*PROMPT*
Search the data for the word "this" and copy every line that contains it.

*INPUT DATA*
Segment Open

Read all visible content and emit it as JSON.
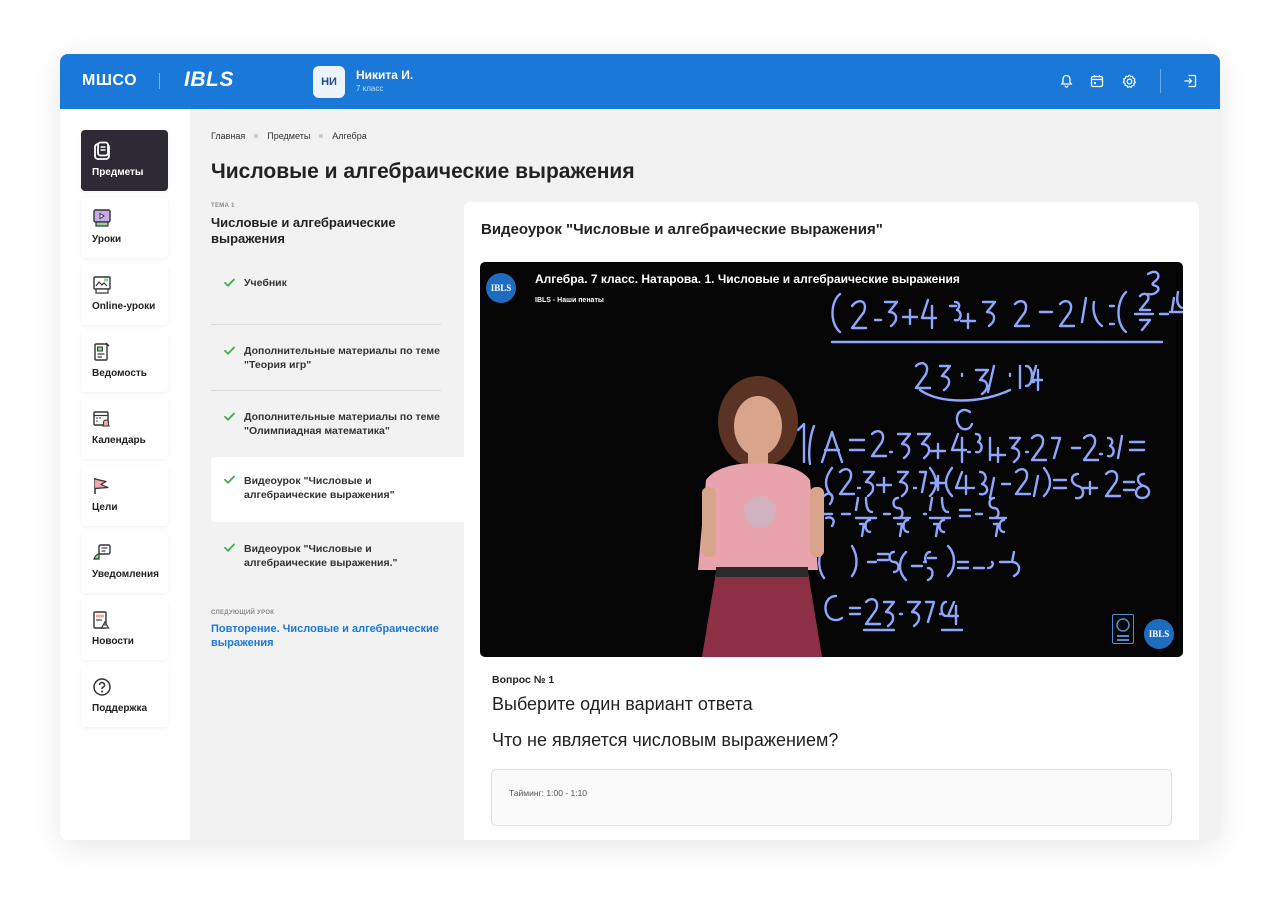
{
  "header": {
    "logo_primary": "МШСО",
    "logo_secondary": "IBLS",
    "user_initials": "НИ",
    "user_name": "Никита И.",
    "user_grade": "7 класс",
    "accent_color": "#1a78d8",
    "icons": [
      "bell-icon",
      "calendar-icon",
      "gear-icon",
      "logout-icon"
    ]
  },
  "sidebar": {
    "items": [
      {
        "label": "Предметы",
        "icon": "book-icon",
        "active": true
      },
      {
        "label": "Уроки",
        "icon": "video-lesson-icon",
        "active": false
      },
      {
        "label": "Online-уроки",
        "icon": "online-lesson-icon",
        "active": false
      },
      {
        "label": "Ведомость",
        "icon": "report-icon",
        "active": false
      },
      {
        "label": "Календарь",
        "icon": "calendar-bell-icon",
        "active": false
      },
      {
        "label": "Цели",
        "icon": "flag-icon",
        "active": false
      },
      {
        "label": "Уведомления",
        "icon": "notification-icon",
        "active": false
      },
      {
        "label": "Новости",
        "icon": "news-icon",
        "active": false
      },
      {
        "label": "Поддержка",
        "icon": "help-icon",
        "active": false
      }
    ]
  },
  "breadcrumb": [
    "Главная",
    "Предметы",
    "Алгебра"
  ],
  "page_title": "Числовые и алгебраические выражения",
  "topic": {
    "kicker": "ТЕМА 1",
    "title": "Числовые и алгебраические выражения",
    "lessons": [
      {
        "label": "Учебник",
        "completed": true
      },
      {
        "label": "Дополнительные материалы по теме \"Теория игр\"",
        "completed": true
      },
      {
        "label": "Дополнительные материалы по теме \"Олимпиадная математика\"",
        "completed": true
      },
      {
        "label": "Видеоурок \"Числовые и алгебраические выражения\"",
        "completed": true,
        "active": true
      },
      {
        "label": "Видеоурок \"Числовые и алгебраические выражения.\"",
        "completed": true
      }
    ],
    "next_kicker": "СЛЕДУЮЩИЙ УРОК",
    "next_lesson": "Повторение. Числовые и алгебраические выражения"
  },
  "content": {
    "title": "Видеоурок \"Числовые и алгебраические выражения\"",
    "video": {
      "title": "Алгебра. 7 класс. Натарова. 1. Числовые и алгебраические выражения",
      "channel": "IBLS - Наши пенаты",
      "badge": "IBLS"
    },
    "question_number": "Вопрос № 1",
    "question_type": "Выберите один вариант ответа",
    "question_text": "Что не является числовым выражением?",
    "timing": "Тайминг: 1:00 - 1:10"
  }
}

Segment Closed
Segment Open

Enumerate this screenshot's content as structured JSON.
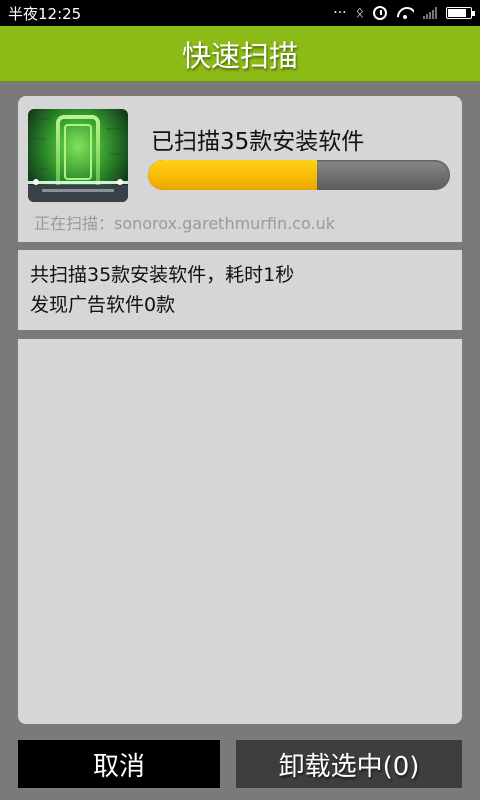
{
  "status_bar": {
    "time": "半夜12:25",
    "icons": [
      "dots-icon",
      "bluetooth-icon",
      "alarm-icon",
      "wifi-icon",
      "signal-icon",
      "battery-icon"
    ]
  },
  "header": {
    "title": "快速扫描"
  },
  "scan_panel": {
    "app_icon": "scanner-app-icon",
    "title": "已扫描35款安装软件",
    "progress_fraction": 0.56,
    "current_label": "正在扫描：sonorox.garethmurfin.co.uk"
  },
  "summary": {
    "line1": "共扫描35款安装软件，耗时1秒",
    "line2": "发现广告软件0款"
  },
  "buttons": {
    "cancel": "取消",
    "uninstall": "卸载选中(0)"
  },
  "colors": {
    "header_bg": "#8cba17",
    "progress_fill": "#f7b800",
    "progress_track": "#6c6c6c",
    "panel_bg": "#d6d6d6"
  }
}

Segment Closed
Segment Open

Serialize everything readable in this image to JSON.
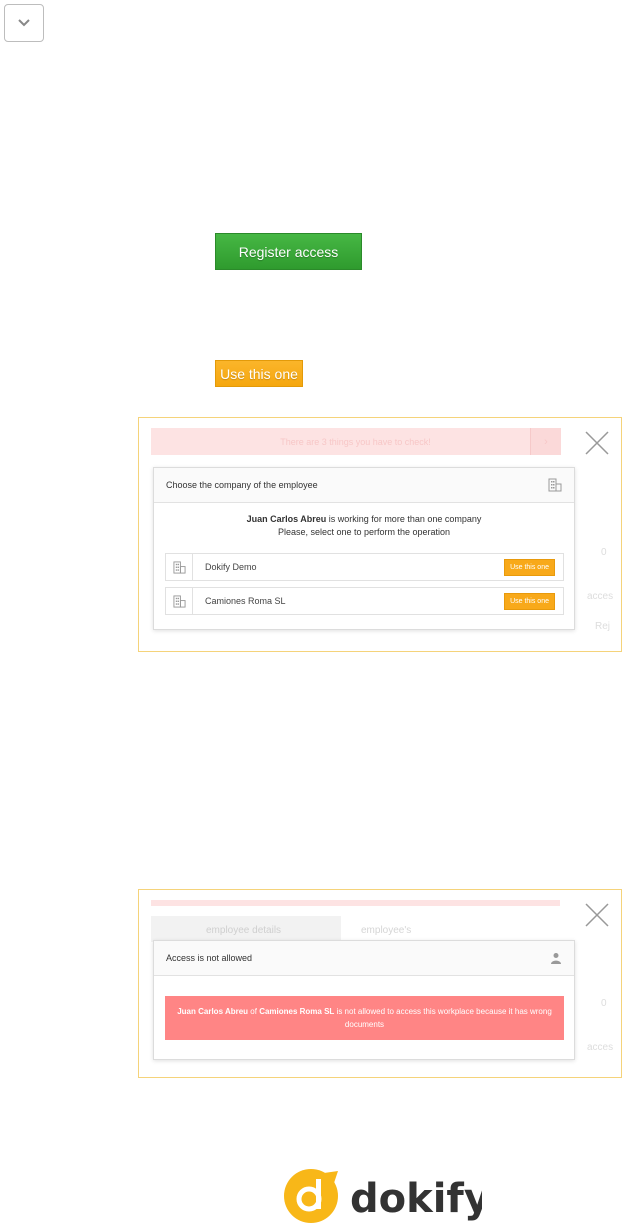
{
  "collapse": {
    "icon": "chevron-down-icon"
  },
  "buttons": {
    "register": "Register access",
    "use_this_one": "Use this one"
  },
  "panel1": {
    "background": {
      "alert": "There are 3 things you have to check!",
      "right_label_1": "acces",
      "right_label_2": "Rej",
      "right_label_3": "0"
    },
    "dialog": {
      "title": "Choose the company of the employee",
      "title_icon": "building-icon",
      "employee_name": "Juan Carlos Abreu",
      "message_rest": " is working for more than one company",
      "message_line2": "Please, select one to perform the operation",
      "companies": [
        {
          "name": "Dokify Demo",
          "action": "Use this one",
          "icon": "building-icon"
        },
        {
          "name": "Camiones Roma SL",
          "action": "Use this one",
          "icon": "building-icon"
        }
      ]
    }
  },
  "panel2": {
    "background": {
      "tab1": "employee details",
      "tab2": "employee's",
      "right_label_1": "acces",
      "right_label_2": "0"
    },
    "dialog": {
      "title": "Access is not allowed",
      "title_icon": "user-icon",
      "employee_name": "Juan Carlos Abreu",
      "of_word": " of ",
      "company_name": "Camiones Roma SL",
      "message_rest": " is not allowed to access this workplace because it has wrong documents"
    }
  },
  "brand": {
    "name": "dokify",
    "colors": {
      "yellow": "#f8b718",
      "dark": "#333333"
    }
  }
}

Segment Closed

*RESPONSE BOX*
Enumerate this screenshot's content as structured JSON.
Serialize everything readable in this image to JSON.
    "use_this_one": "Use this one"
          "action": "Use this one",
          "action": "Use this one",
      "message_rest": " is not allowed to access this workplace because it has wrong documents"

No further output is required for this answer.